Graduate Recruitment Fellowships engage PhD and terminal MFA students with digital humanities opportunities early in their graduate careers. The Fellowships include two key components: 1) an opportunity to engage with hands-on activities in coordination with UNC digital humanities entities and 2) top-up funding to allow incoming students to focus on research and jump-start digital humanities projects.
We are currently making adjustments to this program as we pursue efforts to transform graduate education. If you have questions or want to discuss, please contact DIL Director, Daniel Anderson.
Claire Kempa is a PhD student in American Studies. In Fall 2018 she supported a digital pedagogy project in an undergraduate course taught by Rachel Willis. More about her experience soon!
In this particular iteration of the Graduate Recruitment Fellowship, the fellows created their own trading card decks to think about pedagogy. Each card game was different, and specific to the fellow’s interests.
Matt Duncan is a PhD candidate in English and Comparative Literature and has spent much of his graduate career studying digital methodology. While the overall idea of using the cards in the classroom was within his niche, “designing and implementing the game involved skills and ideas outside [his] area of experience.” Additionally, “this fellowship encouraged [him] to reconsider what [he] thought of as a digital project.” Specifically Duncan wrote that, “Our involvement with the maker space and with printers for the cards made me aware of a larger network of devices and creative spaces that exist alongside the data we compiled for the project. It is a network both part of and beyond the web and software-based apparatuses often invoked in describing DH work, and any project involving digital methodology necessarily involves this ecology of approaches, ideas, and materials.” Duncan created card based activities to support the teaching of composition.
Mira Markham is a PhD candidate in History and was excited to have received this fellowship. It gave Markham “the opportunity to interact with other students outside [her] own department, and to identify how [their] different approaches and interests could complement each other.” The successes of this project Markham identified was being able to become familiar with the resources for digital humanities across the university and the idea of working on digital humanities projects in the future. In terms of the card game itself, Markham envisioned it as a great resource to be used in the classroom to help students that were having difficulty creating connections between concepts. The card game Markham developed detailed intellectual aspects associated with monuments.
John DeKemper is a MFA candidate in Studio Art and was appreciative of the CDHI fellowship because of its interdisciplinary nature, saying it “gave [him] a useful peek into the similar ways that other departments function by providing the space to talk about pedagogical goals, hurdles, and strategies.” In particular the fellowship provided him the resources to explore “his own future teaching practice.” Speaking about the decision to create a card game, DeKemper recognized that it took hours to come to the idea of a card game that could solve specific classroom problems that the three fellows saw. He also reflected that this process was much like a classroom setting such that, “the team all brought different skillsets and outcome goals to the table, yet we sought one common solution, like a syllabus to a diverse group of students” DeKemper’s card activities centered around the teaching of color theory.
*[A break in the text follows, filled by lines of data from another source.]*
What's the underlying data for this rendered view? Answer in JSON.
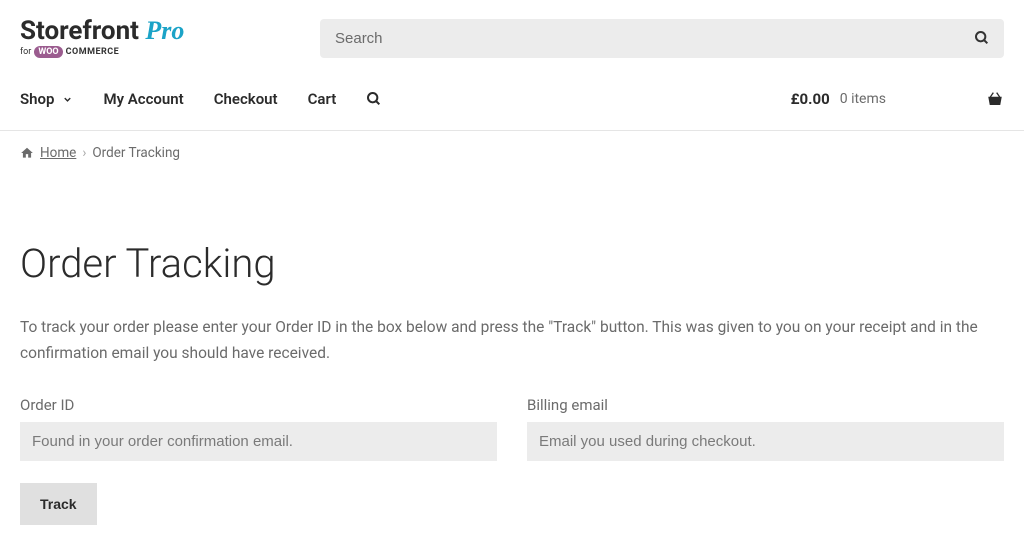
{
  "logo": {
    "brand_main": "Storefront",
    "brand_accent": "Pro",
    "for": "for",
    "woo": "WOO",
    "commerce": "COMMERCE"
  },
  "search": {
    "placeholder": "Search"
  },
  "nav": {
    "shop": "Shop",
    "account": "My Account",
    "checkout": "Checkout",
    "cart": "Cart"
  },
  "cart_summary": {
    "total": "£0.00",
    "items": "0 items"
  },
  "breadcrumb": {
    "home": "Home",
    "sep": "›",
    "current": "Order Tracking"
  },
  "page": {
    "title": "Order Tracking",
    "desc": "To track your order please enter your Order ID in the box below and press the \"Track\" button. This was given to you on your receipt and in the confirmation email you should have received."
  },
  "form": {
    "order_label": "Order ID",
    "order_placeholder": "Found in your order confirmation email.",
    "email_label": "Billing email",
    "email_placeholder": "Email you used during checkout.",
    "submit": "Track"
  }
}
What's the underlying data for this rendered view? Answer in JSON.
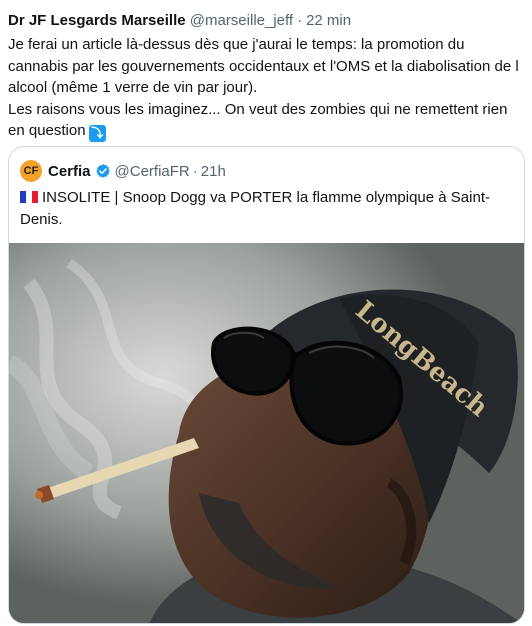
{
  "tweet": {
    "author_name": "Dr JF Lesgards Marseille",
    "handle": "@marseille_jeff",
    "separator": "·",
    "time": "22 min",
    "text_line1": "Je ferai un article là-dessus dès que j'aurai le temps: la promotion du cannabis par les gouvernements occidentaux et l'OMS et la diabolisation de l alcool (même 1 verre de vin par jour).",
    "text_line2": "Les raisons vous les imaginez... On veut des zombies qui ne remettent rien en question",
    "emoji": "⤵"
  },
  "quote": {
    "avatar_text": "CF",
    "name": "Cerfia",
    "handle": "@CerfiaFR",
    "separator": "·",
    "time": "21h",
    "text": "INSOLITE | Snoop Dogg va PORTER la flamme olympique à Saint-Denis.",
    "verified_icon": "verified-badge-icon",
    "flag_icon": "france-flag-icon",
    "image_alt_icon": "photo-smoking-man-in-beanie-and-sunglasses",
    "beanie_text": "LongBeach"
  },
  "colors": {
    "text": "#0f1419",
    "secondary": "#536471",
    "border": "#cfd9de",
    "verified": "#1d9bf0"
  }
}
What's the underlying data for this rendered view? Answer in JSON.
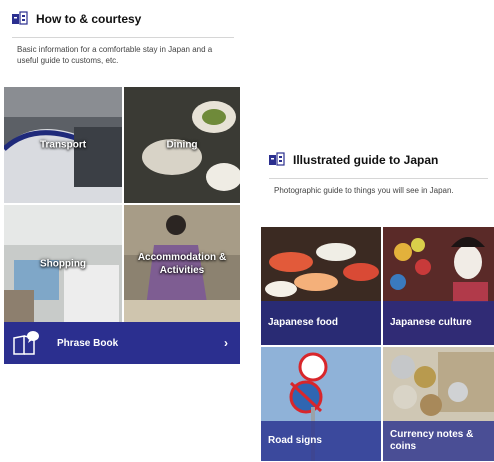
{
  "left_section": {
    "title": "How to & courtesy",
    "description": "Basic information for a comfortable stay in Japan and a useful guide to customs, etc.",
    "tiles": [
      {
        "label": "Transport"
      },
      {
        "label": "Dining"
      },
      {
        "label": "Shopping"
      },
      {
        "label": "Accommodation & Activities"
      }
    ],
    "phrase_book": {
      "label": "Phrase Book",
      "chevron": "›"
    }
  },
  "right_section": {
    "title": "Illustrated guide to Japan",
    "description": "Photographic guide to things you will see in Japan.",
    "tiles": [
      {
        "label": "Japanese food"
      },
      {
        "label": "Japanese culture"
      },
      {
        "label": "Road signs"
      },
      {
        "label": "Currency notes & coins"
      }
    ]
  },
  "icons": {
    "section_logo": "japan-guide-logo-icon",
    "phrase_book": "book-speech-bubble-icon",
    "chevron": "chevron-right-icon"
  },
  "colors": {
    "accent_blue": "#2b2f8f",
    "band_blue": "#242c8c"
  }
}
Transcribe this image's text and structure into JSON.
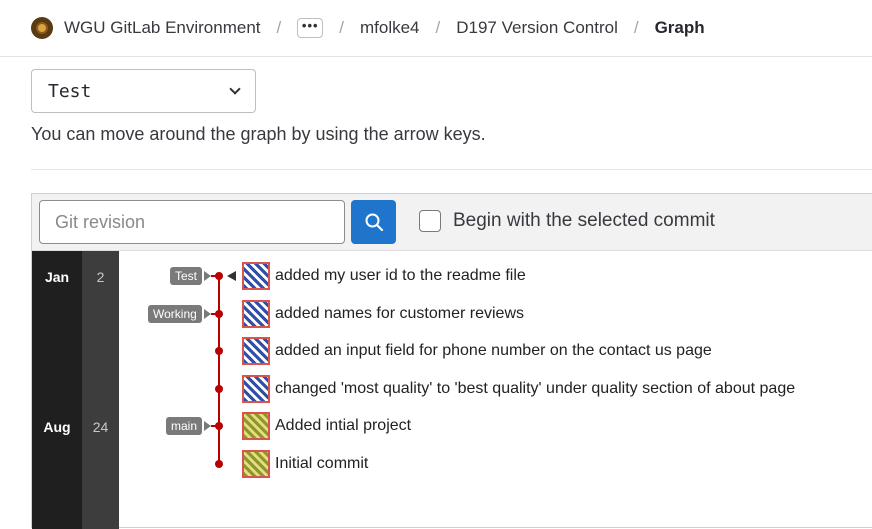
{
  "breadcrumb": {
    "items": [
      "WGU GitLab Environment",
      "mfolke4",
      "D197 Version Control"
    ],
    "ellipsis": "•••",
    "current": "Graph",
    "separator": "/"
  },
  "ref_selector": {
    "value": "Test"
  },
  "hint": "You can move around the graph by using the arrow keys.",
  "toolbar": {
    "search_placeholder": "Git revision",
    "search_value": "",
    "checkbox_label": "Begin with the selected commit",
    "checkbox_checked": false
  },
  "dates": [
    {
      "month": "Jan",
      "day": "2"
    },
    {
      "month": "Aug",
      "day": "24"
    }
  ],
  "commits": [
    {
      "message": "added my user id to the readme file",
      "ref": "Test",
      "avatar": "blue-identicon"
    },
    {
      "message": "added names for customer reviews",
      "ref": "Working",
      "avatar": "blue-identicon"
    },
    {
      "message": "added an input field for phone number on the contact us page",
      "ref": "",
      "avatar": "blue-identicon"
    },
    {
      "message": "changed 'most quality' to 'best quality' under quality section of about page",
      "ref": "",
      "avatar": "blue-identicon"
    },
    {
      "message": "Added intial project",
      "ref": "main",
      "avatar": "green-identicon"
    },
    {
      "message": "Initial commit",
      "ref": "",
      "avatar": "green-identicon"
    }
  ],
  "colors": {
    "accent": "#1f75cb",
    "branch_line": "#b80000",
    "ref_tag": "#7a7a7a"
  }
}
Example of the Cards
Barbara Sostaita (email@example.com) is a PhD student in the Religious Studies department working within the “Religion in the Americas” track. For 2016-17, she is a Research Assistant at the Religious Studies Department, a CDHI Recruitment Fellow, and an Initiative for Minority Excellence Fellow.
Barbara holds a Master of Arts in Religion from Yale University and a Bachelor of Arts from Salem College. Barbara’s research focuses on migrant faith practices and communities and her fieldwork is based primarily in the Mexico-U.S. borderlands. She is also the co-founder of Not So Ivory Tower, a popular online blog by and for women of color in academia. Barbara has a weekly column at Feministing, where she writes about immigration, social movements, and Latinx feminisms. You can read her work here.
Melissa Dollman (firstname.lastname@example.org)is pursuing her PhD in American Studies. For 2016-2017 she was a CDHI Recruitment Fellow embedded in Davis Library, a Graduate Fellow on the Community Histories Workshop team, and an Initiative for Minority Excellence Fellow.
Prior to UNC, she was a cataloguer, librarian, audiovisual archivist, consultant, intern, volunteer, adjunct faculty, exhibit developer, and researcher for a variety of commercial and public institutions (Pacific Film Archive, Women In Film Foundation, UCLA, Academy Film Archive, Discovery Communications, Schlesinger Library at Harvard University, Crawford Media Services, State Archives of North Carolina, and North Carolina State University).
Melissa’s scholarly projects include “Show Your Work” where she employs video annotation tools to facilitate documentation of archival labor and citation of audiovisual primary materials in documentary works; and her dissertation topic explores distant and close analysis of a mid-20th century semi-fictional women’s travel director for Shell Oil.